Developing a Regional Database for the San Francisco Bay Area
SUTTON J, GIS/Trans, USA
The San Francisco Bay Area comprises 9 counties and 100 cities with a combined population of over 6 million people (see Figure 1). This is forecast to grow to 7.7 million by 2020, with a concomitant increase in employment. The Bay Area has been one of fas
The San Francisco Bay Area comprises 9 counties and 100 cities with a combined population of over 6 million people (see Figure 1). This is forecast to grow to 7.7 million by 2020, with a concomitant increase in employment. The Bay Area has been one of fastest growing regions in the USA in the past decade, due largely to the success of the IT businesses in Silicon Valley centered on San Santa Clara and San Mateo Counties. The explosive growth of IT and communications business has spilled over to other parts of the Bay Area. Even older industrial cities in Alameda County such as Oakland have benefited from the region's growth, and the spillover effects are spreading to peripheral cities in the region that traditionally served as market towns or small industrial centers. Examples include Walnut Creek in Contra Costa County in the East Bay and Salinas on the southern edge of the region.

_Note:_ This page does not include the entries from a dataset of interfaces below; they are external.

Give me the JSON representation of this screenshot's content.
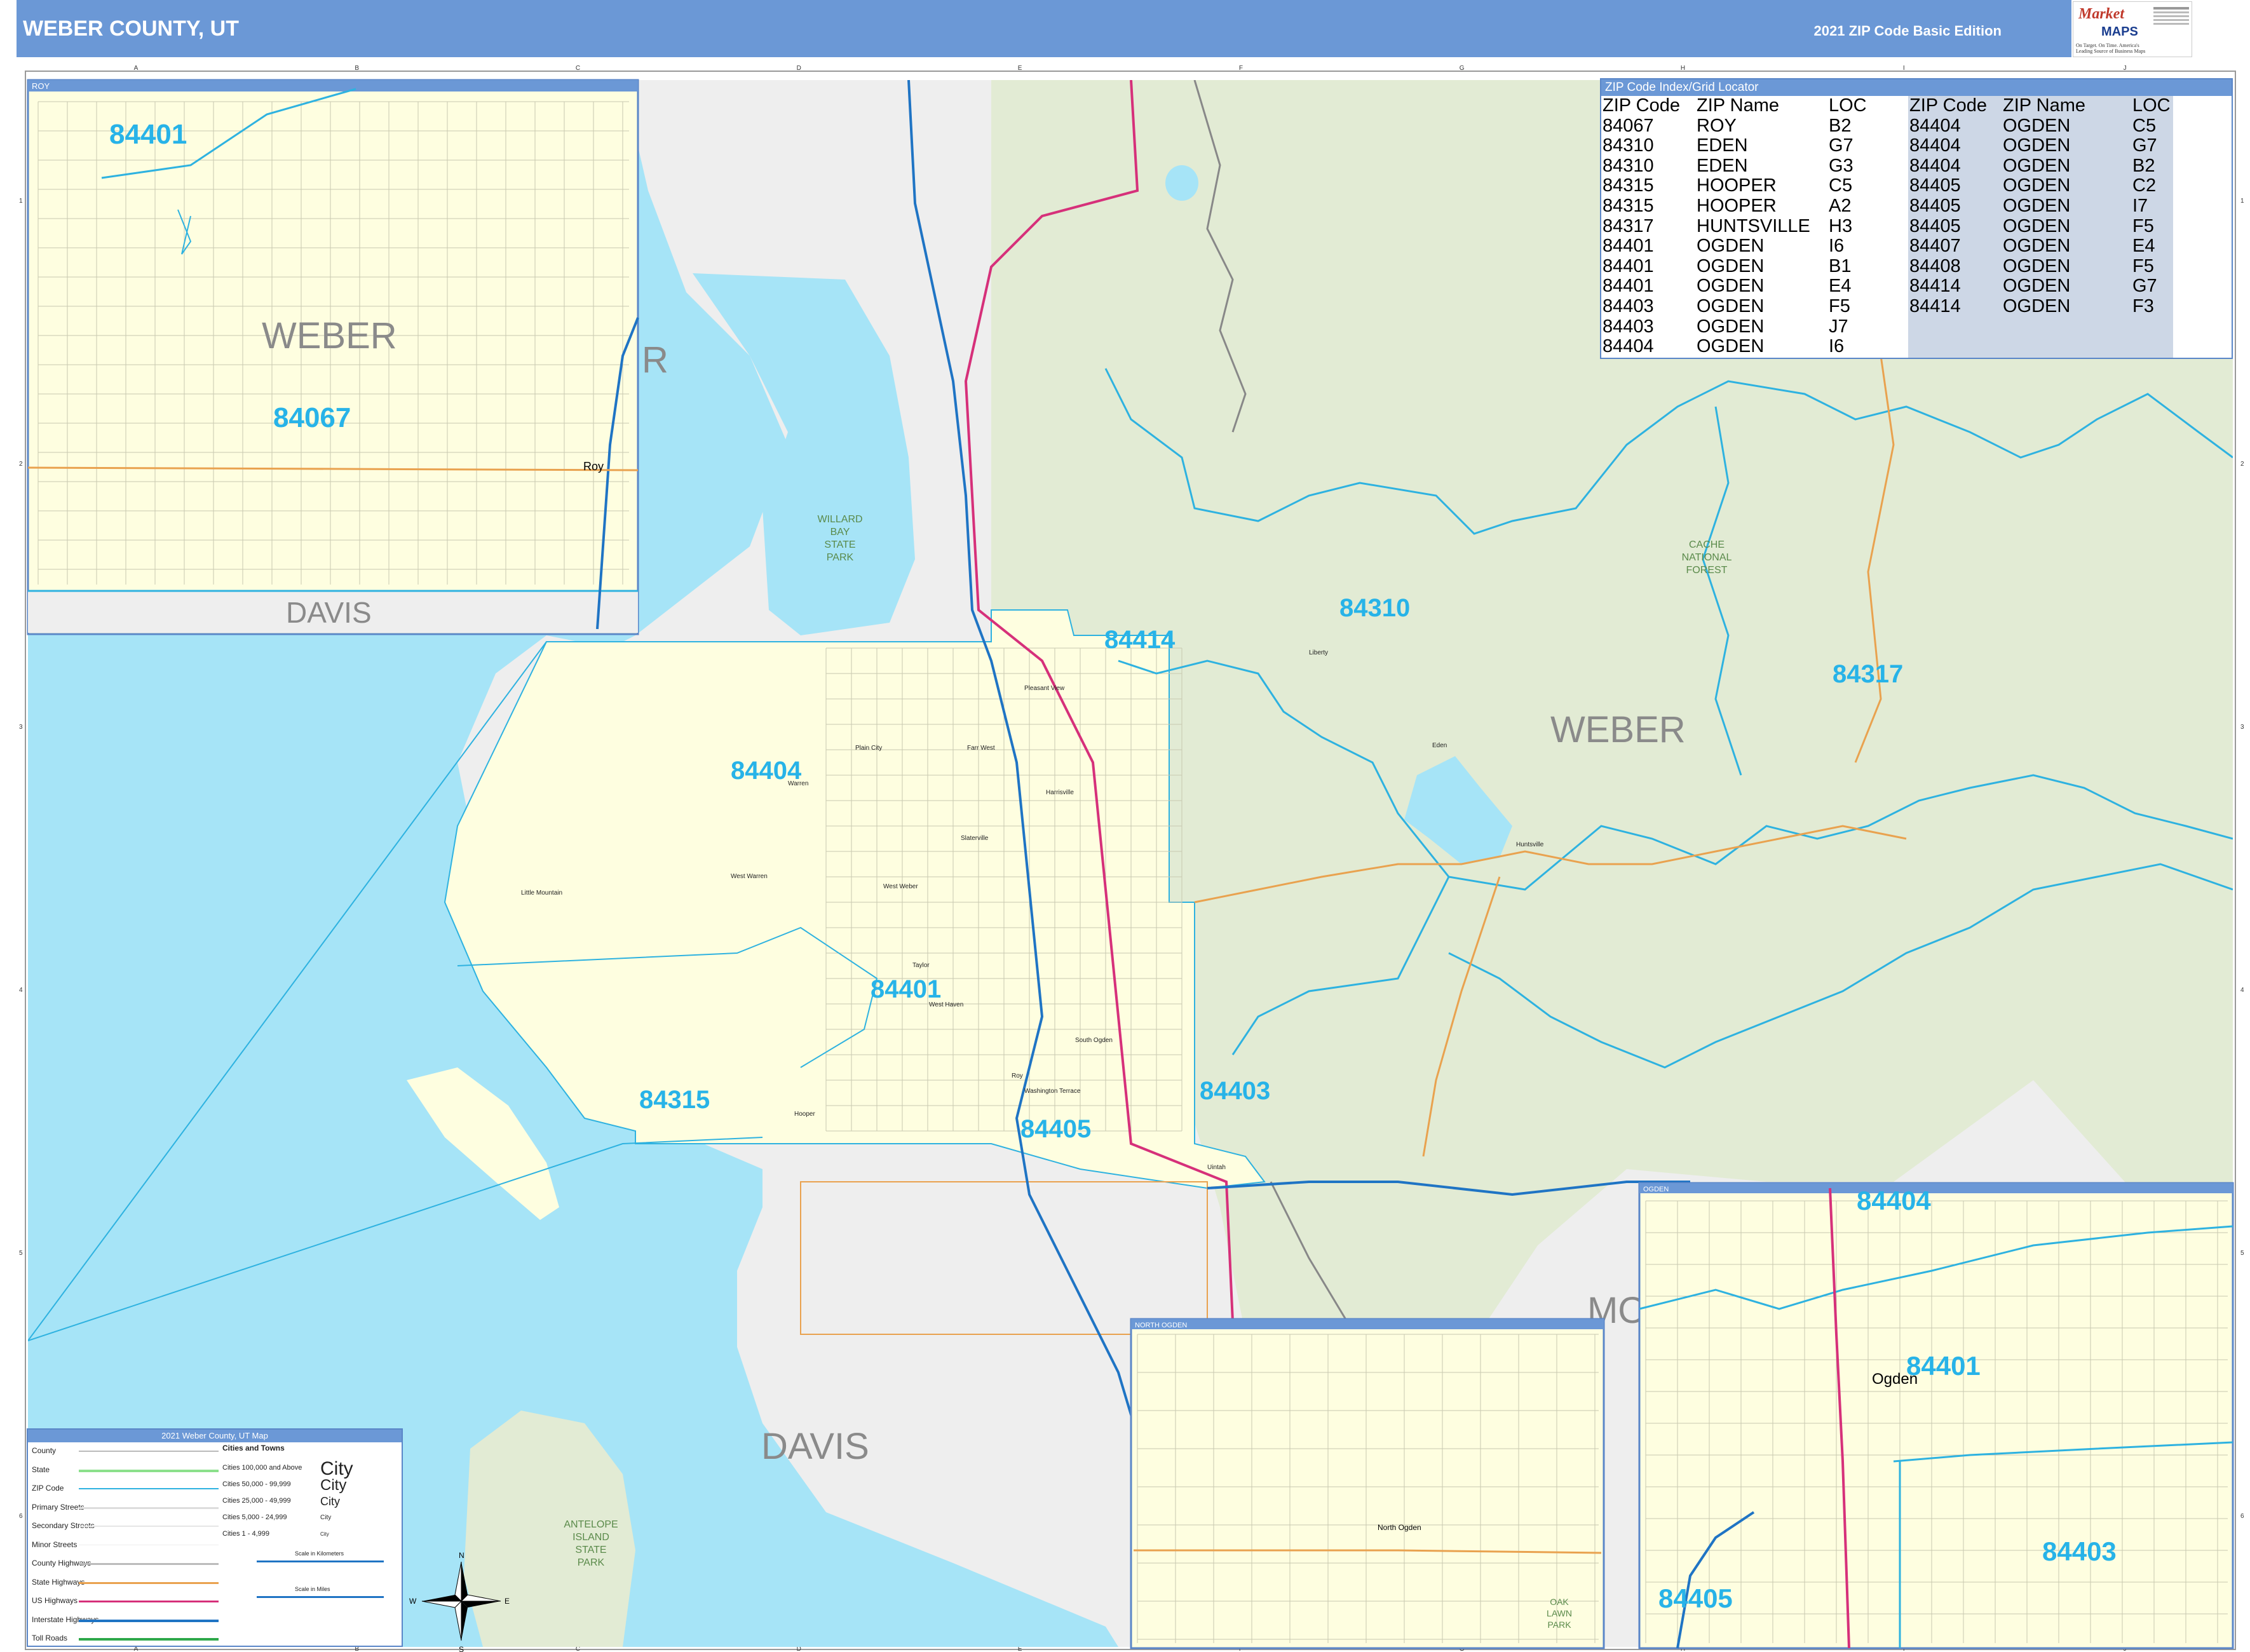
{
  "header": {
    "title": "WEBER COUNTY, UT",
    "edition": "2021 ZIP Code Basic Edition"
  },
  "brand": {
    "logo_text": "Market",
    "maps_text": "MAPS",
    "tagline": "On Target. On Time. America's Leading Source of Business Maps"
  },
  "colors": {
    "header_bg": "#6b98d6",
    "water": "#a6e4f7",
    "forest": "#e2ebd4",
    "county_fill": "#fefee0",
    "outside_fill": "#eeeeee",
    "zip_boundary": "#2eb2e0",
    "interstate": "#1f74c4",
    "us_highway": "#d6307a",
    "state_highway": "#e9a24f",
    "zip_label": "#27b3e8"
  },
  "grid": {
    "columns": [
      "A",
      "B",
      "C",
      "D",
      "E",
      "F",
      "G",
      "H",
      "I",
      "J"
    ],
    "rows": [
      "1",
      "2",
      "3",
      "4",
      "5",
      "6"
    ]
  },
  "zip_index": {
    "title": "ZIP Code Index/Grid Locator",
    "headers": [
      "ZIP Code",
      "ZIP Name",
      "LOC",
      "ZIP Code",
      "ZIP Name",
      "LOC"
    ],
    "left": [
      [
        "84067",
        "ROY",
        "B2"
      ],
      [
        "84310",
        "EDEN",
        "G7"
      ],
      [
        "84310",
        "EDEN",
        "G3"
      ],
      [
        "84315",
        "HOOPER",
        "C5"
      ],
      [
        "84315",
        "HOOPER",
        "A2"
      ],
      [
        "84317",
        "HUNTSVILLE",
        "H3"
      ],
      [
        "84401",
        "OGDEN",
        "I6"
      ],
      [
        "84401",
        "OGDEN",
        "B1"
      ],
      [
        "84401",
        "OGDEN",
        "E4"
      ],
      [
        "84403",
        "OGDEN",
        "F5"
      ],
      [
        "84403",
        "OGDEN",
        "J7"
      ],
      [
        "84404",
        "OGDEN",
        "I6"
      ]
    ],
    "right": [
      [
        "84404",
        "OGDEN",
        "C5"
      ],
      [
        "84404",
        "OGDEN",
        "G7"
      ],
      [
        "84404",
        "OGDEN",
        "B2"
      ],
      [
        "84405",
        "OGDEN",
        "C2"
      ],
      [
        "84405",
        "OGDEN",
        "I7"
      ],
      [
        "84405",
        "OGDEN",
        "F5"
      ],
      [
        "84407",
        "OGDEN",
        "E4"
      ],
      [
        "84408",
        "OGDEN",
        "F5"
      ],
      [
        "84414",
        "OGDEN",
        "G7"
      ],
      [
        "84414",
        "OGDEN",
        "F3"
      ]
    ]
  },
  "main_map": {
    "zip_labels": [
      {
        "id": "84414",
        "text": "84414"
      },
      {
        "id": "84310",
        "text": "84310"
      },
      {
        "id": "84317",
        "text": "84317"
      },
      {
        "id": "84404",
        "text": "84404"
      },
      {
        "id": "84401",
        "text": "84401"
      },
      {
        "id": "84403",
        "text": "84403"
      },
      {
        "id": "84315",
        "text": "84315"
      },
      {
        "id": "84405",
        "text": "84405"
      }
    ],
    "county_labels": [
      {
        "id": "weber",
        "text": "WEBER"
      },
      {
        "id": "davis",
        "text": "DAVIS"
      },
      {
        "id": "morgan",
        "text": "MO"
      },
      {
        "id": "box-elder",
        "text": "R"
      }
    ],
    "park_labels": [
      {
        "id": "willard",
        "lines": [
          "WILLARD",
          "BAY",
          "STATE",
          "PARK"
        ]
      },
      {
        "id": "cache",
        "lines": [
          "CACHE",
          "NATIONAL",
          "FOREST"
        ]
      },
      {
        "id": "antelope",
        "lines": [
          "ANTELOPE",
          "ISLAND",
          "STATE",
          "PARK"
        ]
      }
    ],
    "place_labels": [
      {
        "id": "pleasant-view",
        "text": "Pleasant View"
      },
      {
        "id": "farr-west",
        "text": "Farr West"
      },
      {
        "id": "plain-city",
        "text": "Plain City"
      },
      {
        "id": "harrisville",
        "text": "Harrisville"
      },
      {
        "id": "marriott-slaterville",
        "text": "Slaterville"
      },
      {
        "id": "west-weber",
        "text": "West Weber"
      },
      {
        "id": "west-warren",
        "text": "West Warren"
      },
      {
        "id": "warren",
        "text": "Warren"
      },
      {
        "id": "little-mountain",
        "text": "Little Mountain"
      },
      {
        "id": "taylor",
        "text": "Taylor"
      },
      {
        "id": "west-haven",
        "text": "West Haven"
      },
      {
        "id": "south-ogden",
        "text": "South Ogden"
      },
      {
        "id": "washington-terrace",
        "text": "Washington Terrace"
      },
      {
        "id": "roy-main",
        "text": "Roy"
      },
      {
        "id": "hooper",
        "text": "Hooper"
      },
      {
        "id": "eden",
        "text": "Eden"
      },
      {
        "id": "liberty",
        "text": "Liberty"
      },
      {
        "id": "huntsville",
        "text": "Huntsville"
      },
      {
        "id": "uintah",
        "text": "Uintah"
      }
    ]
  },
  "inset_roy": {
    "header": "ROY",
    "labels": [
      {
        "id": "84401",
        "text": "84401"
      },
      {
        "id": "84067",
        "text": "84067"
      },
      {
        "id": "weber",
        "text": "WEBER"
      },
      {
        "id": "davis",
        "text": "DAVIS"
      },
      {
        "id": "roy",
        "text": "Roy"
      }
    ]
  },
  "inset_north_ogden": {
    "header": "NORTH OGDEN",
    "labels": [
      {
        "id": "north-ogden",
        "text": "North Ogden"
      },
      {
        "id": "oak-lawn",
        "lines": [
          "OAK",
          "LAWN",
          "PARK"
        ]
      }
    ]
  },
  "inset_ogden": {
    "header": "OGDEN",
    "labels": [
      {
        "id": "84404",
        "text": "84404"
      },
      {
        "id": "84401",
        "text": "84401"
      },
      {
        "id": "84403",
        "text": "84403"
      },
      {
        "id": "84405",
        "text": "84405"
      },
      {
        "id": "ogden",
        "text": "Ogden"
      }
    ]
  },
  "legend": {
    "title": "2021 Weber County, UT Map",
    "items": [
      "County",
      "State",
      "ZIP Code",
      "Primary Streets",
      "Secondary Streets",
      "Minor Streets",
      "County Highways",
      "State Highways",
      "US Highways",
      "Interstate Highways",
      "Toll Roads"
    ],
    "cities_title": "Cities and Towns",
    "city_classes": [
      "Cities 100,000 and Above",
      "Cities 50,000 - 99,999",
      "Cities 25,000 - 49,999",
      "Cities 5,000 - 24,999",
      "Cities 1 - 4,999"
    ],
    "city_samples": [
      "City",
      "City",
      "City",
      "City",
      "City"
    ],
    "scale_km": "Scale in Kilometers",
    "scale_mi": "Scale in Miles"
  },
  "compass": {
    "n": "N",
    "s": "S",
    "e": "E",
    "w": "W"
  }
}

This tremendous growth has placed increased pressure on the region's transportation systems, which have been struggling to catch-up with the growth in travel demand. In addition, major retrofitting of the highway system has been on-going since the 1990 ea[thquake, which caused significant damage to major highways in Oakland and San Francisco. Thus Caltrans (the Califomia Department of Transportation), and local authorities have had to cope with increasing demand while at the same time repairing and strengthening the region's highway infrastructure. The Bay Area is also constrained by its physical geography comprising hilly terrain on three sides of the bay. The San Francisco peninsula is largely developed, as are most of the low-lying areas in the East Bay and Silicon Valley. There is growing support for sustainable growth policies, and widespread concern about environmental impacts of new communities (as well as opposition to development on the sensitive wetlands and on the hill tops). This is why the growth is being absorbed by cities on the periphery. The only exception is the redevelopment of "brown field" sites in parts of Oakland and other East Bay cities.
A critical question for the transportation adthorities in the region is how to meet the forecast travel demands in the next 20 years? Several highway schemes are planned, including a new bridge paralleling the Bay Bridge that connects Oakland and San Francisco, but these projects add only a marginal increase to the 1400 miles of existing freeway and are aimed primarily at relieving specific bottlenecks.
In parallel with these infrastructure projects, agencies such as Caltrans, the Metropolitan Transportation Commission, the Association of Bay Area Governments, the California Highway Patrol and other jurisdictions are experimenting with a number of demonstration projects that utilize Intelligent Transportation Systems. These include ramp metering, traffic monitoring and incident management, and the provision of real-time traffic information to assist travelers in their trip choices. There is a large effort in progress in the Bay Area to coordinate traffic information that can be made available to users via the internet, telephone or the media. This project is called Travlnfo and is one of the largest systems of its type in the USA. Making greater use of information technology to address the traffic problems in the Bay Area is also part of the transit development strategy as described below.
Association for European Transport